Assignment: Please copy each line of the data that includes the string "submitted".

Items from a dataset
━━━━━━━━━━
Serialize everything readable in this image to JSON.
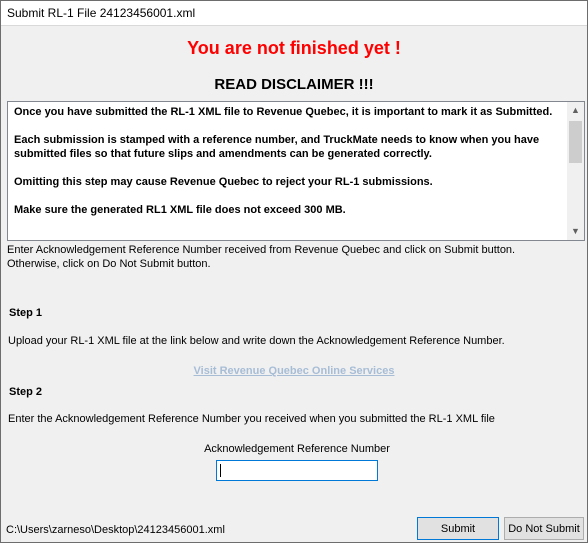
{
  "window": {
    "title": "Submit RL-1 File 24123456001.xml"
  },
  "warning": "You are not finished yet !",
  "disclaimer": {
    "title": "READ DISCLAIMER !!!",
    "paragraphs": [
      "Once you have submitted the RL-1 XML file to Revenue Quebec, it is important to mark it as Submitted.",
      "Each submission is stamped with a reference number, and TruckMate needs to know when you have submitted files so that future slips and amendments can be generated correctly.",
      "Omitting this step may cause Revenue Quebec to reject your RL-1 submissions.",
      "Make sure the generated RL1 XML file does not exceed 300 MB."
    ]
  },
  "instructions": {
    "line1": "Enter Acknowledgement Reference Number received from Revenue Quebec and click on Submit button.",
    "line2": "Otherwise, click on Do Not Submit button."
  },
  "step1": {
    "label": "Step 1",
    "text": "Upload your RL-1 XML file at the link below and write down the Acknowledgement Reference Number.",
    "link": "Visit Revenue Quebec Online Services"
  },
  "step2": {
    "label": "Step 2",
    "text": "Enter the Acknowledgement Reference Number you received when you submitted the RL-1 XML file"
  },
  "ack": {
    "label": "Acknowledgement Reference Number",
    "value": ""
  },
  "footer": {
    "path": "C:\\Users\\zarneso\\Desktop\\24123456001.xml",
    "submit_label": "Submit",
    "no_submit_label": "Do Not Submit"
  },
  "icons": {
    "scroll_up": "chevron-up-icon",
    "scroll_down": "chevron-down-icon"
  },
  "colors": {
    "warning": "#ff0000",
    "link_disabled": "#a7bdd6",
    "focus": "#0078d7"
  }
}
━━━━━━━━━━
Answer to this task:
      "Once you have submitted the RL-1 XML file to Revenue Quebec, it is important to mark it as Submitted.",
      "Each submission is stamped with a reference number, and TruckMate needs to know when you have submitted files so that future slips and amendments can be generated correctly.",
    "text": "Enter the Acknowledgement Reference Number you received when you submitted the RL-1 XML file"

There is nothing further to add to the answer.